Deepfake: is seeing still believing? & Policy insights for Mauritius

The word ‘deepfake’ has been thrown around a lot recently but what exactly is a deepfake?

Deepfake or deepfake technology can be seen as a tool capable of creating synthetic (fake) but realistic images and videos by manipulating or generating visual and audio content with Artificial Intelligence (AI). Slowly, this technology became accessible (at a price), and its potential to impact various aspects of society, from politics to personal privacy, grows significantly and has already affected certain fields.

What is a deepfake?

Think of a deepfake like a puppet show. In a puppet show, there’s a person or puppeteer making puppets look and do things like humans would. In deepfakes, instead of controlling puppets or dolls, it’s controlling and manipulating photos and videos where one can take someone’s face and make it do or say things they never did.

Just like one can make a puppet dance, deepfake uses AI to change the actions or appearance of someone to make it as if they are doing something else. It’s sort of placing a digital mask over someone’s face to turn them into someone sometimes for fun or tell a story. This is all good if there’s consent and the story being told in a deepfake is ‘nice’. But what would happen if the story is not nice and feelings got hurt and people misled by fake information?

How are deepfakes created?

Deepfakes are produced using advanced AI/Deep Learning techniques, precisely Generative Adversarial Networks (GANs). Just think of GANs as two AI algorithms that compete against each other: one creates the fake, and the other attempts to detect it. This ongoing battle accelerates with rapid improvements in the generated content to make it ‘feel’ more real. This is a simple way of looking of how deepfakes are made. But we won’t go further on how GANs create deepfakes but see the impacts of deepfakes.

Deepfakes and implications or “Seeing is.. not believing”

Deepfakes pose certain risks to personal privacy and consent. With the manipulative aspects of deepfakes, malicious use of deepfakes can undermine trust in media, distort public information and infringe on individual rights. The term ‘Seeing is believing’ is being challenged as it is becoming difficult to spot real or ‘truth’ from fake content.

You can visit to test if you can discern fake from real images.

Malicious use of deepfakes

We are going to go through some examples of deepfake used maliciously and hopefully at the end, we will see the increasing and urgent need for policies and good regulation for AI in Mauritius

  1. Non-consensual deepfake pornography
    Deepfake has been used in creating explicit images and videos’ without the individual’s consent. Victims, like Noelle Martin. discovered manipulated pornographic content of themselves online and these were creating using their public photos using deepfake. This is a serious misuse representing violation of privacy and leading to psychological harm.
  2. Democratic interference
    Influencing public perception can influence electoral outcomes. Deepfake has been used in creating fake political advertisements and news. For example, one can alter images and videos to make a political candidate more appealing while deepfakes of politicians can be created to mislead voters and harm reputation.

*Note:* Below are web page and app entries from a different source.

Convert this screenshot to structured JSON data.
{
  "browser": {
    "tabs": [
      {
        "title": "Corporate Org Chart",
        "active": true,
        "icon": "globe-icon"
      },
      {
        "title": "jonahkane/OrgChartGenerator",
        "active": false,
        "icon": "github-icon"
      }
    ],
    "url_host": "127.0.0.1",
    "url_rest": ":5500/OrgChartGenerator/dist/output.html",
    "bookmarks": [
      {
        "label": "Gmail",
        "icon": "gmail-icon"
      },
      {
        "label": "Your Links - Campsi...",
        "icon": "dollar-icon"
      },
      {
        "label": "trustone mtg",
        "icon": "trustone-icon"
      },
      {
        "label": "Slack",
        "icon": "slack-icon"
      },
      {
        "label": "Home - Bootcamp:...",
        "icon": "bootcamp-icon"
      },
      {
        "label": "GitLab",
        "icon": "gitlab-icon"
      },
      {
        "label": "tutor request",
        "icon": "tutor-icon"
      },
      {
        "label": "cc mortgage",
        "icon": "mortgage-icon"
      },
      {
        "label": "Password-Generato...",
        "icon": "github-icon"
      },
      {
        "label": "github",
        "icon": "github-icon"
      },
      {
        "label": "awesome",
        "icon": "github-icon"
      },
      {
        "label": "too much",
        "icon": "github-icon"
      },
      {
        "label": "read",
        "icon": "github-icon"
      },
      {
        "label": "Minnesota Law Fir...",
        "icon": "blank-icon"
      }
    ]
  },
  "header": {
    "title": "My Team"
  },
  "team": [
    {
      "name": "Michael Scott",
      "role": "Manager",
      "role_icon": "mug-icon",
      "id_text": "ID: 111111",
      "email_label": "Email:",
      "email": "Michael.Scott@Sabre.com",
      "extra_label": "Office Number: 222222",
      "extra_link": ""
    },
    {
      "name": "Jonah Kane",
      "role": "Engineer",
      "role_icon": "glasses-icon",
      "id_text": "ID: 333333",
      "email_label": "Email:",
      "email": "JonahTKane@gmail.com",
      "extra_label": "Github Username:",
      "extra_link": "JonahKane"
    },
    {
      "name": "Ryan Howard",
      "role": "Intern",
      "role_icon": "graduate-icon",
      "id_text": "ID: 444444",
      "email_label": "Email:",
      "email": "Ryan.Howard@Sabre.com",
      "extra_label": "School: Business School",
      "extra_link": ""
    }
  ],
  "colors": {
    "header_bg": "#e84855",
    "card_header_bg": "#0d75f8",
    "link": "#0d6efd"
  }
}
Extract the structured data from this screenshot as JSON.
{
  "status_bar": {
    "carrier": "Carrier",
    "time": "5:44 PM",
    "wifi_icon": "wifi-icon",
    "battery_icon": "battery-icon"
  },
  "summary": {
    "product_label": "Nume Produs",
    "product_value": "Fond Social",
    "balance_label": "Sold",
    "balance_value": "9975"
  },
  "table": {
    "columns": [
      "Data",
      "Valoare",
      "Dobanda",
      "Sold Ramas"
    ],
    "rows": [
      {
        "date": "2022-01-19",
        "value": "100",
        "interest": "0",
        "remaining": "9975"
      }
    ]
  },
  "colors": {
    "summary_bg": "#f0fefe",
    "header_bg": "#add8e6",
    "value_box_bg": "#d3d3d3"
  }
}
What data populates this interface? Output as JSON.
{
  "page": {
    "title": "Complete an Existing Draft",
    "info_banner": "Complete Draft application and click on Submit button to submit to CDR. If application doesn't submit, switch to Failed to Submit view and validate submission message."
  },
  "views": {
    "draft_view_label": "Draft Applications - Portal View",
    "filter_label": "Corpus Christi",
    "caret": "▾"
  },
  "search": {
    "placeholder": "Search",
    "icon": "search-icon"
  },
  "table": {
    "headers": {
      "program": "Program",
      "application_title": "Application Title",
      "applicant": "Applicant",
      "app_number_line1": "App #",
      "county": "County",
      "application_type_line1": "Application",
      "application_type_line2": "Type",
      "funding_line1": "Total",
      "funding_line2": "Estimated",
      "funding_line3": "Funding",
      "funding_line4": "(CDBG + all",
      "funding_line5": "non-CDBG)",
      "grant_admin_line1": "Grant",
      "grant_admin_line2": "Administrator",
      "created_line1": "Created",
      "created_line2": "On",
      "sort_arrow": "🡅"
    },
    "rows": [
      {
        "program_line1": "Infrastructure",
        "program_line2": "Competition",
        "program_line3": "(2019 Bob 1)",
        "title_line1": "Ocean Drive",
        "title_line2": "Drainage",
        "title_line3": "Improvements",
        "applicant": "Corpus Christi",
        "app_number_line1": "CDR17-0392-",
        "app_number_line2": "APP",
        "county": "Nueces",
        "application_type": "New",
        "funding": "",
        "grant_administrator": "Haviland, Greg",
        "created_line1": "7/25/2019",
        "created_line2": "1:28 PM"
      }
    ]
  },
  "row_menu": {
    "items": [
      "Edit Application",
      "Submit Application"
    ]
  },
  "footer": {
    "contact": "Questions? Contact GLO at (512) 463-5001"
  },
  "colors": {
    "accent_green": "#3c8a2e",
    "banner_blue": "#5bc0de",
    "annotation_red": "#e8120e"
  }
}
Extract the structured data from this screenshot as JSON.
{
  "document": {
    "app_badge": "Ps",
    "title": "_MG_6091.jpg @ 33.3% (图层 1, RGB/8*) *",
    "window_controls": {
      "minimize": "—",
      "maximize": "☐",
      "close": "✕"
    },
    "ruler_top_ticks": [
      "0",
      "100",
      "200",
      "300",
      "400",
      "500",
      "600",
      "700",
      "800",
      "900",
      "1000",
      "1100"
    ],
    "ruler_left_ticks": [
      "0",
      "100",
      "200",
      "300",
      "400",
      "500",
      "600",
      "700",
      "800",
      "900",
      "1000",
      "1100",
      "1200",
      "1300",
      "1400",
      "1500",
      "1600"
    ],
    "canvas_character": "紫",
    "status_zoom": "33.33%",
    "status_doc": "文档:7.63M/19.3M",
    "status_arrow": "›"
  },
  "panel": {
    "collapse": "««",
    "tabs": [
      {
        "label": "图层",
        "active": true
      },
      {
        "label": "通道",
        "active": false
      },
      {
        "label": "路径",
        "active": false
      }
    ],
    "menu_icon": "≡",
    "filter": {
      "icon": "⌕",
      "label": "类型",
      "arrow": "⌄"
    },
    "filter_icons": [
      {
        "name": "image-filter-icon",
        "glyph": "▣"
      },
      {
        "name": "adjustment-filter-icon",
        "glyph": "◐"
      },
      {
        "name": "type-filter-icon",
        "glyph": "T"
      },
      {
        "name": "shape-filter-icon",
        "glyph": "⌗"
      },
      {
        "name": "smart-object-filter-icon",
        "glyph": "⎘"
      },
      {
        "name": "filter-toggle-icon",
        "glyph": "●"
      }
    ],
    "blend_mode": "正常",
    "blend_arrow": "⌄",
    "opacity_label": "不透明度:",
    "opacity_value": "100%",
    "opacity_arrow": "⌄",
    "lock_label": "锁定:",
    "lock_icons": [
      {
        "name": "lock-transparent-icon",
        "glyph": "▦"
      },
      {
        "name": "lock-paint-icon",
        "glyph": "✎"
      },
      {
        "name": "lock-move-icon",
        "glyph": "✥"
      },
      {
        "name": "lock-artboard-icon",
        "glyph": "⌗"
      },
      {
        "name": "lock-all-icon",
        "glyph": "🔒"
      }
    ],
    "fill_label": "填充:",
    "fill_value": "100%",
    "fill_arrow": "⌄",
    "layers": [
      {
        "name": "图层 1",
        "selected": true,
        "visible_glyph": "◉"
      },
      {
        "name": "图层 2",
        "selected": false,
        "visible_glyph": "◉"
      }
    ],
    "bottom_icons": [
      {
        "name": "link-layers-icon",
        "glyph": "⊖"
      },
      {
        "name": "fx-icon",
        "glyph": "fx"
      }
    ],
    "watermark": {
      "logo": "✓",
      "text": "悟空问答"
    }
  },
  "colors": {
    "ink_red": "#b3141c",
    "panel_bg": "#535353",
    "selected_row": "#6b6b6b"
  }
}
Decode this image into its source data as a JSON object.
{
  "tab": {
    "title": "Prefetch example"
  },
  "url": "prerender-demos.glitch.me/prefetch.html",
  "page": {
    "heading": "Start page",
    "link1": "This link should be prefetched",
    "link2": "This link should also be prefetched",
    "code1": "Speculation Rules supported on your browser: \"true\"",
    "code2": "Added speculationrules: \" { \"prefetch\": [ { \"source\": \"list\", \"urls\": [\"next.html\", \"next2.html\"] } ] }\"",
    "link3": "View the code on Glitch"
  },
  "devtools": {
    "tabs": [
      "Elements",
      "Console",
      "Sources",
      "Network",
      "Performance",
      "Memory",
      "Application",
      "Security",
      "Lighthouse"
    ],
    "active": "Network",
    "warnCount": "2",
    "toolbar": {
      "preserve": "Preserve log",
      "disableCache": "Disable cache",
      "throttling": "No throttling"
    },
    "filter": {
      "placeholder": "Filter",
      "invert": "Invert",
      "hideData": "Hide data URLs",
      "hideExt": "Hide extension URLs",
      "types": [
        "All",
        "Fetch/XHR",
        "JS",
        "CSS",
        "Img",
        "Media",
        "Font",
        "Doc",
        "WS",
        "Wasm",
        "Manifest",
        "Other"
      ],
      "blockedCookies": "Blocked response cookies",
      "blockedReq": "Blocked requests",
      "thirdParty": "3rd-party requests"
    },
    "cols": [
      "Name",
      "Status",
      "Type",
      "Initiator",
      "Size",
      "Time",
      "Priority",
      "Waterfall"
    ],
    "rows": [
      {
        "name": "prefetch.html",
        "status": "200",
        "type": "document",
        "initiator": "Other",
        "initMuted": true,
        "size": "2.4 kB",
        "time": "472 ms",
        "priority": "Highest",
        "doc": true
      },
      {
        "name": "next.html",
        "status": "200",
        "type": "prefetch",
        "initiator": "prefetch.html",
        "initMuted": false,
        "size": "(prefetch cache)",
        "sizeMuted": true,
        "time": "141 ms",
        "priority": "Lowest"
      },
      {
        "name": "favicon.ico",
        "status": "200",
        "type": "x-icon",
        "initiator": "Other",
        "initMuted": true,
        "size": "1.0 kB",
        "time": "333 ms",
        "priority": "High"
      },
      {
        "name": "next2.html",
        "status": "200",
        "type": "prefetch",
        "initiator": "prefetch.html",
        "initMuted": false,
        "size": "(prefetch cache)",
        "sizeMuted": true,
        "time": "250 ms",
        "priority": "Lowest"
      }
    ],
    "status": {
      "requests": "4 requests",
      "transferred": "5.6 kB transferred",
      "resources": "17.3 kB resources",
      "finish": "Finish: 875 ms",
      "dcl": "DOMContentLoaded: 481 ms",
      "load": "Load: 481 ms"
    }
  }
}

Deepfake can harm the democratic process and one alleged example is a deepfake audio in which a political figure was heard berating his staff.
  3. Slow erosion in trust in media
    Previously, one simple google search will give insight whether a specific content is fake or not. Nowadays, it’s increasingly hard to discern real from fake content as deepfake are becoming more sophisticated. An erosion in trust in media will lead to a skepticism of the content being displayed irrespective of the source. When people start to doubt if what they see on their screens is authentic or not, this can deepen social divisions.
  4. Harassment and smear campaign
    One (another) ethical concern is the use of deepfake to harass individuals. Deepfake has been used to silence and discredit journalists during a smear campaign.

Globally, the legal response to deepfakes is slowly developing and varied. Some countries have begun to adapt existing laws on fraud, defamation, and image rights to include deepfakes, while others have introduced specific legislation aimed at this new form of digital manipulation. In the US, individual states have passed laws criminalising the creation and distribution of non-consensual deepfake pornography. While some states in the US have laws against non-consensual deepfake pornography, many other places do not have specific regulations that adequately cover the range of potential abuses, leaving victims without recourse.

What does this all mean for Mauritius?

If we refer to malicious use of deepfake, the need for informed policy, robust legal measures and possible community engagement is clear and urgent. By addressing the challenges posed by deepfakes head-on, Mauritius can safeguard its digital and social fabric, ensuring that the benefits of AI are realised while its potential for harm is contained or minimised.

How do we enable this safeguard? To do so, Mauritius will require laws that explicitly ban the creation and distribution of malicious deepfakes, with clear definitions and penalties. This legislation should cover non-consensual deepfake pornography and fraudulent manipulation in political campaigns.

Although the development of such a legal framework is essential, a fight against deepfake will also require the help from local tech communities and public awareness campaigns. Local tech communities would need to create cooperation among technologists, legal experts and the civil society to monitor the landscape of digital content manipulation. Such a cooperation would benefit raising the awareness and dangers of deepfakes and possibly propose adaptive strategies.

At this point in the AI summer, I am more scared of deepfake than AI killing us.